[EXERCISE MATERIALS]:
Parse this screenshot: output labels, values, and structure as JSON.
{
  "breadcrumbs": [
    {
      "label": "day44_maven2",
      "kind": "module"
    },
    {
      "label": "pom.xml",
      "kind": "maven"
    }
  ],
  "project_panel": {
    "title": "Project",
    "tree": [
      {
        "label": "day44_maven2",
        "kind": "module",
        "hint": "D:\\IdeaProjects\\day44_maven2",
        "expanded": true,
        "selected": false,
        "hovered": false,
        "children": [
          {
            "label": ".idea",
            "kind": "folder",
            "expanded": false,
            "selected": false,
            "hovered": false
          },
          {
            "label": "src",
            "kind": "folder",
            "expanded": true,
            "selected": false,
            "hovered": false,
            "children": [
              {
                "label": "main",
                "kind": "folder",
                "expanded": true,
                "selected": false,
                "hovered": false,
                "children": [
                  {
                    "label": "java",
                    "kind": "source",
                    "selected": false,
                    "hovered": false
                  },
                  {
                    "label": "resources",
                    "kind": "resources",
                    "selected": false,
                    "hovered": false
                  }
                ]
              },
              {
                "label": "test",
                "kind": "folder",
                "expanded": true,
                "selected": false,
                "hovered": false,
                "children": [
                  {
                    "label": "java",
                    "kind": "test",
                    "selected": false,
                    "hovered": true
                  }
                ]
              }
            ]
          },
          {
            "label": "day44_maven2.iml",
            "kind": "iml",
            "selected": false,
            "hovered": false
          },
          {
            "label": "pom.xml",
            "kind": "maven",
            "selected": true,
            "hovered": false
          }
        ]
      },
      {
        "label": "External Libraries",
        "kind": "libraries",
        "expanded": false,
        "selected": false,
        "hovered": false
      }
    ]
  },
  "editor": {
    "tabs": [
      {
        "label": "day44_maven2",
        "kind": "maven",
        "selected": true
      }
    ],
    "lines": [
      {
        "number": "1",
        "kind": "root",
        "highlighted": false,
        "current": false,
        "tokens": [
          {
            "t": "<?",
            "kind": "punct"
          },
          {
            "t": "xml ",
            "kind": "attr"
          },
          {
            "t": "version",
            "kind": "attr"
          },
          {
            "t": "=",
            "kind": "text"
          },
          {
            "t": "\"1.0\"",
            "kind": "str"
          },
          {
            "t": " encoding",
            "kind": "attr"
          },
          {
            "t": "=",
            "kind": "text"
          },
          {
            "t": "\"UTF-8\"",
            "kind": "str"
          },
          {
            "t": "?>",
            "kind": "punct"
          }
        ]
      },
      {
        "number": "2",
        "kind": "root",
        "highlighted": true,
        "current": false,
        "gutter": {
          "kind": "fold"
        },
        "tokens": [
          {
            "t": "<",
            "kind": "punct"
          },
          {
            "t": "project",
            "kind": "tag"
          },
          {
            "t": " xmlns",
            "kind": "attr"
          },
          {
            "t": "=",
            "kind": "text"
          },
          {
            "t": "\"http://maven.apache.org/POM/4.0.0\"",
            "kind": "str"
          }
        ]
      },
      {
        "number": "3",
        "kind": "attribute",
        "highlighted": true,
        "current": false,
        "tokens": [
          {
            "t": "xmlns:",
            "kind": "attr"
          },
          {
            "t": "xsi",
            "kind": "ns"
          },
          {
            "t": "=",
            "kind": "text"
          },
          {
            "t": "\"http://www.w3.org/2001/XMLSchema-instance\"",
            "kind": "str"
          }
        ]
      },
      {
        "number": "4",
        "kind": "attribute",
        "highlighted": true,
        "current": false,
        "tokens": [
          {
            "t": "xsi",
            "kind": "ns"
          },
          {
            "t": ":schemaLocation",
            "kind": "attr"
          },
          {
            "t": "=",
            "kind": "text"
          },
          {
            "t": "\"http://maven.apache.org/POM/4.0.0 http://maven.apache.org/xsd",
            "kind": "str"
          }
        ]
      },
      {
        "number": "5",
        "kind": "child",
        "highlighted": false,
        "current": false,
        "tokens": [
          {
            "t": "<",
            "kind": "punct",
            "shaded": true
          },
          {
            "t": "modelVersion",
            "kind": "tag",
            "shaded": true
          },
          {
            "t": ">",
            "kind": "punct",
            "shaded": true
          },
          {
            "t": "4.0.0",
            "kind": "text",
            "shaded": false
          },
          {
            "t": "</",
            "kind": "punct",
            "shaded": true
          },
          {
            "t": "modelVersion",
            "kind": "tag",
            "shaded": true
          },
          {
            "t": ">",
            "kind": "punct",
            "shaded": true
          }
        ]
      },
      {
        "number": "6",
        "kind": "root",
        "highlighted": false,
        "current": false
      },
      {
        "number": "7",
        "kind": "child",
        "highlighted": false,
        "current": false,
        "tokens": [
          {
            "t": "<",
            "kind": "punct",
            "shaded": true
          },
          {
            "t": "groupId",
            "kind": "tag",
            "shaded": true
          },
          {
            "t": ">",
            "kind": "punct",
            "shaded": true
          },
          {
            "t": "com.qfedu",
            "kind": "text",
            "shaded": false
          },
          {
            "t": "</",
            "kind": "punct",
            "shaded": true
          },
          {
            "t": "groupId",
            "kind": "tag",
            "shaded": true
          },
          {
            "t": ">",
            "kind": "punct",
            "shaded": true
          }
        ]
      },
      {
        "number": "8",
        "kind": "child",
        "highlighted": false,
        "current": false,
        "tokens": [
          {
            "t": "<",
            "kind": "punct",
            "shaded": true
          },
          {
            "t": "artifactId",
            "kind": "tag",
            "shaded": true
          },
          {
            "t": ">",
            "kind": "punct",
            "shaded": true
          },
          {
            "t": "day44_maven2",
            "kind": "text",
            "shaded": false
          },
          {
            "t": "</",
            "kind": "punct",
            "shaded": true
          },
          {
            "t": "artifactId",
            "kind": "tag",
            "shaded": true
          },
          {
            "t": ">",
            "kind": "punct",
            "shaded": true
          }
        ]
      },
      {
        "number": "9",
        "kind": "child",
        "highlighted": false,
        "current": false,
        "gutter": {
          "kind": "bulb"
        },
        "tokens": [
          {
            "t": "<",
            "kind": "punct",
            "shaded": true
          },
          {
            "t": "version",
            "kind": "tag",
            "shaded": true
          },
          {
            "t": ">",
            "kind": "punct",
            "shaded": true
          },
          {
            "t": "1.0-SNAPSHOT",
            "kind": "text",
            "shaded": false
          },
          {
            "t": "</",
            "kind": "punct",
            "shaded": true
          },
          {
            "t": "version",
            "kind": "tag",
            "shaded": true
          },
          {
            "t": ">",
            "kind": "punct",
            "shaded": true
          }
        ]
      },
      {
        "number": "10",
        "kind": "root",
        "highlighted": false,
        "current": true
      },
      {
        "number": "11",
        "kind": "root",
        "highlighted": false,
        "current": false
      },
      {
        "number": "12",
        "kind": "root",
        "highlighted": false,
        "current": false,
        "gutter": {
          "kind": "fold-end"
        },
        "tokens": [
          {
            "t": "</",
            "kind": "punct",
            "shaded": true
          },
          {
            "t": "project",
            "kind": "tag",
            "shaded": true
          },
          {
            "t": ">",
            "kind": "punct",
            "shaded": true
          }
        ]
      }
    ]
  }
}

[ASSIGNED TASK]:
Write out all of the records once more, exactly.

[COMPLETED TASK]:
Parse this screenshot: output labels, values, and structure as JSON.
{
  "breadcrumbs": [
    {
      "label": "day44_maven2",
      "kind": "module"
    },
    {
      "label": "pom.xml",
      "kind": "maven"
    }
  ],
  "project_panel": {
    "title": "Project",
    "tree": [
      {
        "label": "day44_maven2",
        "kind": "module",
        "hint": "D:\\IdeaProjects\\day44_maven2",
        "expanded": true,
        "selected": false,
        "hovered": false,
        "children": [
          {
            "label": ".idea",
            "kind": "folder",
            "expanded": false,
            "selected": false,
            "hovered": false
          },
          {
            "label": "src",
            "kind": "folder",
            "expanded": true,
            "selected": false,
            "hovered": false,
            "children": [
              {
                "label": "main",
                "kind": "folder",
                "expanded": true,
                "selected": false,
                "hovered": false,
                "children": [
                  {
                    "label": "java",
                    "kind": "source",
                    "selected": false,
                    "hovered": false
                  },
                  {
                    "label": "resources",
                    "kind": "resources",
                    "selected": false,
                    "hovered": false
                  }
                ]
              },
              {
                "label": "test",
                "kind": "folder",
                "expanded": true,
                "selected": false,
                "hovered": false,
                "children": [
                  {
                    "label": "java",
                    "kind": "test",
                    "selected": false,
                    "hovered": true
                  }
                ]
              }
            ]
          },
          {
            "label": "day44_maven2.iml",
            "kind": "iml",
            "selected": false,
            "hovered": false
          },
          {
            "label": "pom.xml",
            "kind": "maven",
            "selected": true,
            "hovered": false
          }
        ]
      },
      {
        "label": "External Libraries",
        "kind": "libraries",
        "expanded": false,
        "selected": false,
        "hovered": false
      }
    ]
  },
  "editor": {
    "tabs": [
      {
        "label": "day44_maven2",
        "kind": "maven",
        "selected": true
      }
    ],
    "lines": [
      {
        "number": "1",
        "kind": "root",
        "highlighted": false,
        "current": false,
        "tokens": [
          {
            "t": "<?",
            "kind": "punct"
          },
          {
            "t": "xml ",
            "kind": "attr"
          },
          {
            "t": "version",
            "kind": "attr"
          },
          {
            "t": "=",
            "kind": "text"
          },
          {
            "t": "\"1.0\"",
            "kind": "str"
          },
          {
            "t": " encoding",
            "kind": "attr"
          },
          {
            "t": "=",
            "kind": "text"
          },
          {
            "t": "\"UTF-8\"",
            "kind": "str"
          },
          {
            "t": "?>",
            "kind": "punct"
          }
        ]
      },
      {
        "number": "2",
        "kind": "root",
        "highlighted": true,
        "current": false,
        "gutter": {
          "kind": "fold"
        },
        "tokens": [
          {
            "t": "<",
            "kind": "punct"
          },
          {
            "t": "project",
            "kind": "tag"
          },
          {
            "t": " xmlns",
            "kind": "attr"
          },
          {
            "t": "=",
            "kind": "text"
          },
          {
            "t": "\"http://maven.apache.org/POM/4.0.0\"",
            "kind": "str"
          }
        ]
      },
      {
        "number": "3",
        "kind": "attribute",
        "highlighted": true,
        "current": false,
        "tokens": [
          {
            "t": "xmlns:",
            "kind": "attr"
          },
          {
            "t": "xsi",
            "kind": "ns"
          },
          {
            "t": "=",
            "kind": "text"
          },
          {
            "t": "\"http://www.w3.org/2001/XMLSchema-instance\"",
            "kind": "str"
          }
        ]
      },
      {
        "number": "4",
        "kind": "attribute",
        "highlighted": true,
        "current": false,
        "tokens": [
          {
            "t": "xsi",
            "kind": "ns"
          },
          {
            "t": ":schemaLocation",
            "kind": "attr"
          },
          {
            "t": "=",
            "kind": "text"
          },
          {
            "t": "\"http://maven.apache.org/POM/4.0.0 http://maven.apache.org/xsd",
            "kind": "str"
          }
        ]
      },
      {
        "number": "5",
        "kind": "child",
        "highlighted": false,
        "current": false,
        "tokens": [
          {
            "t": "<",
            "kind": "punct",
            "shaded": true
          },
          {
            "t": "modelVersion",
            "kind": "tag",
            "shaded": true
          },
          {
            "t": ">",
            "kind": "punct",
            "shaded": true
          },
          {
            "t": "4.0.0",
            "kind": "text",
            "shaded": false
          },
          {
            "t": "</",
            "kind": "punct",
            "shaded": true
          },
          {
            "t": "modelVersion",
            "kind": "tag",
            "shaded": true
          },
          {
            "t": ">",
            "kind": "punct",
            "shaded": true
          }
        ]
      },
      {
        "number": "6",
        "kind": "root",
        "highlighted": false,
        "current": false
      },
      {
        "number": "7",
        "kind": "child",
        "highlighted": false,
        "current": false,
        "tokens": [
          {
            "t": "<",
            "kind": "punct",
            "shaded": true
          },
          {
            "t": "groupId",
            "kind": "tag",
            "shaded": true
          },
          {
            "t": ">",
            "kind": "punct",
            "shaded": true
          },
          {
            "t": "com.qfedu",
            "kind": "text",
            "shaded": false
          },
          {
            "t": "</",
            "kind": "punct",
            "shaded": true
          },
          {
            "t": "groupId",
            "kind": "tag",
            "shaded": true
          },
          {
            "t": ">",
            "kind": "punct",
            "shaded": true
          }
        ]
      },
      {
        "number": "8",
        "kind": "child",
        "highlighted": false,
        "current": false,
        "tokens": [
          {
            "t": "<",
            "kind": "punct",
            "shaded": true
          },
          {
            "t": "artifactId",
            "kind": "tag",
            "shaded": true
          },
          {
            "t": ">",
            "kind": "punct",
            "shaded": true
          },
          {
            "t": "day44_maven2",
            "kind": "text",
            "shaded": false
          },
          {
            "t": "</",
            "kind": "punct",
            "shaded": true
          },
          {
            "t": "artifactId",
            "kind": "tag",
            "shaded": true
          },
          {
            "t": ">",
            "kind": "punct",
            "shaded": true
          }
        ]
      },
      {
        "number": "9",
        "kind": "child",
        "highlighted": false,
        "current": false,
        "gutter": {
          "kind": "bulb"
        },
        "tokens": [
          {
            "t": "<",
            "kind": "punct",
            "shaded": true
          },
          {
            "t": "version",
            "kind": "tag",
            "shaded": true
          },
          {
            "t": ">",
            "kind": "punct",
            "shaded": true
          },
          {
            "t": "1.0-SNAPSHOT",
            "kind": "text",
            "shaded": false
          },
          {
            "t": "</",
            "kind": "punct",
            "shaded": true
          },
          {
            "t": "version",
            "kind": "tag",
            "shaded": true
          },
          {
            "t": ">",
            "kind": "punct",
            "shaded": true
          }
        ]
      },
      {
        "number": "10",
        "kind": "root",
        "highlighted": false,
        "current": true
      },
      {
        "number": "11",
        "kind": "root",
        "highlighted": false,
        "current": false
      },
      {
        "number": "12",
        "kind": "root",
        "highlighted": false,
        "current": false,
        "gutter": {
          "kind": "fold-end"
        },
        "tokens": [
          {
            "t": "</",
            "kind": "punct",
            "shaded": true
          },
          {
            "t": "project",
            "kind": "tag",
            "shaded": true
          },
          {
            "t": ">",
            "kind": "punct",
            "shaded": true
          }
        ]
      }
    ]
  }
}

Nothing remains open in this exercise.